All News & Blogs
Draft environmental impact statement in works for proposed expansion of NSWC Dahlgren Division research and development activities
The electromagnetic railgun, shown here in a 2008 test,
Visit the Photo Place
By RUSTY DENNEN
The largest tenant command at the Dahlgren Navy base wants to expand activities in five program areas.
That's according to documentation for a draft environmental impact statement. The draft is currently under review by the staff of the chief of naval operations and the secretary of the Navy.
The Naval Surface Warfare Center Dahlgren Division is evaluating impacts of increasing its research and development activities in: surface ship combat systems; ordnance; chemical and biological defense; lasers and directed energy; and force level warfare, which aims to improve integration and interoperability of battle components.
"Not only do we plan to increase the number of activities annually in these key program areas, but we also need to conduct some of the tests under conditions in which we do not now normally run tests, such as at night and in bad weather," according to a fact sheet on the draft report.
A "no-action" option and two alternatives are described.
Alternative one would include some modest increases. The second, and preferred, alternative would increase overall research and testing activities by about 15 percent over 15 years.
For example, electromagnetic operations would increase from about 490 planned operations currently to 680 over 15 years under alternative two.
Electromagnetic warfare is a growing program at Dahlgren. NSWC Dahlgren Division recently began testing a prototype launcher for an electromagnetic railgun that uses a massive pulse of electricity to fire a projectile over great distances.
Laser operations would increase from 60 events over the course of a year to 145 events under the preferred alternative. The Navy is developing laser technologies for force protection and anti-terrorism use.
Chemical and biological sensor tests would rise significantly, from 55 events now to 375 events under alternative two. Among other programs, sensors are being developed for ships and other military equipment.
Use of the Potomac River Test Range, which runs from Dahlgren to more than 30 miles downriver, would increase from the current 750 hours to 890 hours under the preferred alternative. But the number of projectiles tested would remain the same at 4,700 per year.
Detonations at ordnance test areas would increase from 190 now to 230 under alternative two.
Overall noise from all operations would stay about the same under each alternative.
The public will have an opportunity to comment on the draft environmental impact statement after it is released sometime later this year. Then a final document will be prepared, followed by a review period and a decision.

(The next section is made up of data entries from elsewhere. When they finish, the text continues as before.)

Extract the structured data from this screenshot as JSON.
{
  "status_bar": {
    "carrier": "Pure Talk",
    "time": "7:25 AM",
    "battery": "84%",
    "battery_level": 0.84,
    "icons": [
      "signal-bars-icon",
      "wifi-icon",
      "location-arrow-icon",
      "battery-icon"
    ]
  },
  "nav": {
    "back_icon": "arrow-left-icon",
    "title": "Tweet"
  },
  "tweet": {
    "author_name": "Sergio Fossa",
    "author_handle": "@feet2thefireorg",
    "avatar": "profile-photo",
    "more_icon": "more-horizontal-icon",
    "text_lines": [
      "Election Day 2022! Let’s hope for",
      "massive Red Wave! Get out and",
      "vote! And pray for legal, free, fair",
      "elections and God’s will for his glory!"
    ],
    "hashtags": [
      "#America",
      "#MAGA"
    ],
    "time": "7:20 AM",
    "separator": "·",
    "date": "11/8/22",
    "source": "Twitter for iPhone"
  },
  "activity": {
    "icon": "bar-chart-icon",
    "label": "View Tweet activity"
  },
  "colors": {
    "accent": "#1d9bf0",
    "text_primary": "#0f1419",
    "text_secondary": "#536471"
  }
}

Federal agencies are required to prepare an environmental impact statement for actions that might significantly affect the human or natural environment, as part of the National Environmental Policy Act.For updates, see: navsea.navy.mil/nswc/dahlgren/EIS/Project_Overview/Fact_Sheets.aspx
Rusty Dennen: 540/374-5431